Go to college. According to the U.S. Bureau of Labor Statistics, writers should at least have a bachelor of arts degree. Most employers look for writers who have majored in and/or studied English, journalism and communications.

Focus on one or two specific areas or subjects. In addition to excellent writing skills, research and technical writers need to have expertise in the specialized area that they intend to write about. Most research and technical writers have studied math and science extensively. Many research writers are professionals--such as scientists, doctors and lawyers--who analyze data and write about technical subjects in their field.

Become proficient in your computer skills. All categories of writers need to have a working knowledge of basic word processing and email software. Research writers need to be familiar with searching for facts on the internet. They must also be familiar with and comfortable with working with databases. Research writers also have to be comfortable working with graphing and spreadsheet software, as their writing often involves explaining facts and statistics.

Get clips or published examples of your writing together for your portfolio. Most employers who are hiring writers ask to see a resume and a few examples of published work. The U.S. Bureau of Labor Statistics recommends gaining writing experience before you enter the marketplace by working on your high school or college newspaper. This is also a good way to begin building clips for your portfolio.

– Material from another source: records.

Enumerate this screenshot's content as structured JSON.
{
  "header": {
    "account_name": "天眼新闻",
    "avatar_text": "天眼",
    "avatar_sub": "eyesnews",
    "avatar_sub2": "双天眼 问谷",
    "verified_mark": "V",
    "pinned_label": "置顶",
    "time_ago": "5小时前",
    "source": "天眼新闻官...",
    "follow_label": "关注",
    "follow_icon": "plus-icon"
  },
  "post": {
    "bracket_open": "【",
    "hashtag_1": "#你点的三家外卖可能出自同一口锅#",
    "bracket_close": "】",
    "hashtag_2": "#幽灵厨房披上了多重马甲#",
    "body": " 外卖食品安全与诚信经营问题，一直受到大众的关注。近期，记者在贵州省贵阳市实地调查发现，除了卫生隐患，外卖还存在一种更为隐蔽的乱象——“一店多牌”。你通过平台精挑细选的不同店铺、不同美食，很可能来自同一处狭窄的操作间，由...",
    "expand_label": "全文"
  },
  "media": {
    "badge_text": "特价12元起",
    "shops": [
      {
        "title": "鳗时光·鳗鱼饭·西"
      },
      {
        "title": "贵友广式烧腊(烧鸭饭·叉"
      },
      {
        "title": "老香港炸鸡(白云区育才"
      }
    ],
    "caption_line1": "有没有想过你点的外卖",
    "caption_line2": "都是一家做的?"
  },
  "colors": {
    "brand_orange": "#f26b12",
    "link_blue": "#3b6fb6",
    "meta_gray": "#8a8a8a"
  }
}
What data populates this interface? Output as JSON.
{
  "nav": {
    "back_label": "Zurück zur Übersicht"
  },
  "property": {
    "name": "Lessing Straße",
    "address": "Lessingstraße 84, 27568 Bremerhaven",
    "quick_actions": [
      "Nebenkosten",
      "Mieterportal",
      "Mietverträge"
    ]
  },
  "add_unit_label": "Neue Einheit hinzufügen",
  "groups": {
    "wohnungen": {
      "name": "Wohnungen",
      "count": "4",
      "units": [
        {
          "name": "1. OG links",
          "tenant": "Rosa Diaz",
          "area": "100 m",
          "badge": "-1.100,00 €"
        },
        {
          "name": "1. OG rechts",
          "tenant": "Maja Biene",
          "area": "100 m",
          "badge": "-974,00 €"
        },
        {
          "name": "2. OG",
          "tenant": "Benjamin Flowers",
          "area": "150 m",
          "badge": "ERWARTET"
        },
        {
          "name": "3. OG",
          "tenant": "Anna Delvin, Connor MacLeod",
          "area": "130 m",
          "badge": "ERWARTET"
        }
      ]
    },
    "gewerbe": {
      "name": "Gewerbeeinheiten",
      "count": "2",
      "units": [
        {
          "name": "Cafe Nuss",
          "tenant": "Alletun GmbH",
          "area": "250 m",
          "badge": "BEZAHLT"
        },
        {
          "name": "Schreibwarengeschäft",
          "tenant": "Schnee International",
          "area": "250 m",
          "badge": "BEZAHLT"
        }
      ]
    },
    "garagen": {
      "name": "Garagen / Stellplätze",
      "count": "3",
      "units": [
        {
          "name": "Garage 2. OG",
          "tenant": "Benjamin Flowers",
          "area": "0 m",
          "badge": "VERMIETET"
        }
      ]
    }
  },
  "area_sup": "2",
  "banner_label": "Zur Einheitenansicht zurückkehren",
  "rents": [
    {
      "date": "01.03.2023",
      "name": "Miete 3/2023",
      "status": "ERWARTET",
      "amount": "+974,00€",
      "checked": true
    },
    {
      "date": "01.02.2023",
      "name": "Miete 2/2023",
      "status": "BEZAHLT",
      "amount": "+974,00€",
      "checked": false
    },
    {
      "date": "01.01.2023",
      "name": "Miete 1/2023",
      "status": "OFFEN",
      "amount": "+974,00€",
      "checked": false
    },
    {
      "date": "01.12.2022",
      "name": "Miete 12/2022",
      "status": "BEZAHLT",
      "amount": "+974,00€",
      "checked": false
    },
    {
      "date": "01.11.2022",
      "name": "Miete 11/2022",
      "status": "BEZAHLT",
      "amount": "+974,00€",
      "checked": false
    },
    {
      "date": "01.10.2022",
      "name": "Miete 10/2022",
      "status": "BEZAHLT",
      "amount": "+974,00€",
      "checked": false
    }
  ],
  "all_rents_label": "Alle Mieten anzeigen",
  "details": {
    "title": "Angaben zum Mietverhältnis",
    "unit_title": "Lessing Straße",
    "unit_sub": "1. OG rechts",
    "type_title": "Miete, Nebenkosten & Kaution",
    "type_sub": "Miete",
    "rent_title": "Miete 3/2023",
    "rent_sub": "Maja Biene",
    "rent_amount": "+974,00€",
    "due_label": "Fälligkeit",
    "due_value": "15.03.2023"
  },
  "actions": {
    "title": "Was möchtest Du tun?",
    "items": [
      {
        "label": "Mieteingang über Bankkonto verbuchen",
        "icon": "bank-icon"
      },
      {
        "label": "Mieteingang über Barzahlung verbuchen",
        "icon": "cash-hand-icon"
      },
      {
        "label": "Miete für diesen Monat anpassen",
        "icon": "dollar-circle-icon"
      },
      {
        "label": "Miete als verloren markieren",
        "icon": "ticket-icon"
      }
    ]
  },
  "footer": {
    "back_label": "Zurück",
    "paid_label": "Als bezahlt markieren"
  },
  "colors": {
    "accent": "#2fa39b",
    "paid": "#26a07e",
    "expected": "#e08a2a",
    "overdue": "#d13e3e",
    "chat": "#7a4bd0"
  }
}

Another way to acquire published writing clips and professional writing experience is by obtaining an internship at a firm or media organization. Oftentimes, interns are assigned short pieces and asked to do research. Internships often offer no pay; but they can be a valuable foot in the door that may lead to a steady paying position.

Decide on the industry and field that your research writing will focus on. Keep up with the latest advancements and trends in your field. Join professional associations and subscribe to the prominent industry trade publications. Trade publications are not only required reading for research writers, they are also potential clients and employers.


Move if necessary. If you live in a small town or in a rural area, you may need to relocate in order to find research writing jobs. According to the U.S. Bureau of Labor Statistics, most writing and editorial jobs are concentrated in and around the largest U.S. cities.